The Health and Human Services Committee heard testimony Feb. 20 on a bill aimed at creating a comprehensive system for assessing and promoting quality care among the state’s publicly subsidized child care providers.
LB507, introduced by Lincoln Sen. Kathy Campbell, would adopt the Step Up to Quality Act, which would put in a place a quality rating and improvement system (QRIS) for child care providers.
The system would develop quality ratings based on a five-tiered system and assign ratings to applicable programs. The QRIS would be available to all child care providers and early childhood education programs in the state, but would be required for programs that receive significant public funds.
Under the bill, mandatory participation would be phased in over a three-year period. Beginning July 1, 2014, programs that received over $500,000 in child care subsidy assistance in fiscal year 2011-12 would become subject to the QRIS and programs that received over $250,000 in that fiscal year would join starting July 1, 2015.
Beginning July 1, 2016, programs that received over $250,000 in subsidies in the previous fiscal year would become participants.
The state departments of health and human services and education would be required to develop, implement and provide oversight to the QRIS and would make program ratings public beginning in 2017. The QRIS also would include incentives for participating programs to improve their quality of care based on measurable outcomes.
Campbell said approximately 43,000 Nebraska children qualified for publicly subsidized child care in FY2011-12. That year, she said, the licensed providers that cared for those children received over $94 million in public funds in the form of child care subsidy payments.
Given the amount of public funds involved, the state should work to ensure that high-quality care is provided, Campbell said, noting that program quality affects school readiness, future academic achievement and general success in life.
“The first five years of a child’s life lay the foundation for the future,” she said, “and a child should have quality child care no matter the resources of the child’s parents.”
Natalie Peetz, representing First Five Nebraska, supported the measure. She said Nebraska ranks among the top five states in the nation for the number of children with all available parents in the workforce. Those children are in someone else’s care during the day, she said, and the state has a stake in ensuring the quality of that care.
“LB507 is about accountability of existing funds,” Peetz said. “It’s about getting our house in order and ensuring a good return on the investment of taxpayer money.”
Fawn Taylor, executive director of early childhood services at Building Bright Futures, also testified in support of the bill.
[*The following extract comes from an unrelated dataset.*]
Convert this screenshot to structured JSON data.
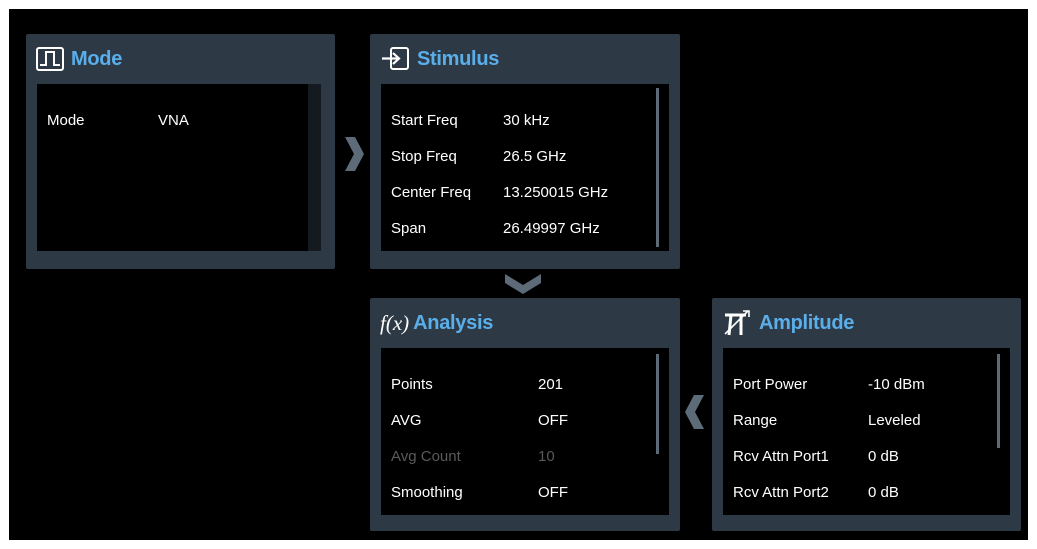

She said establishing a QRIS for child care providers and making the rankings public would be a valuable resource for struggling parents seeking quality care for their children.
“Right now, they have no way of knowing what’s good and what isn’t,” Taylor said.
No opposition testimony was given and the committee took no immediate action on the bill.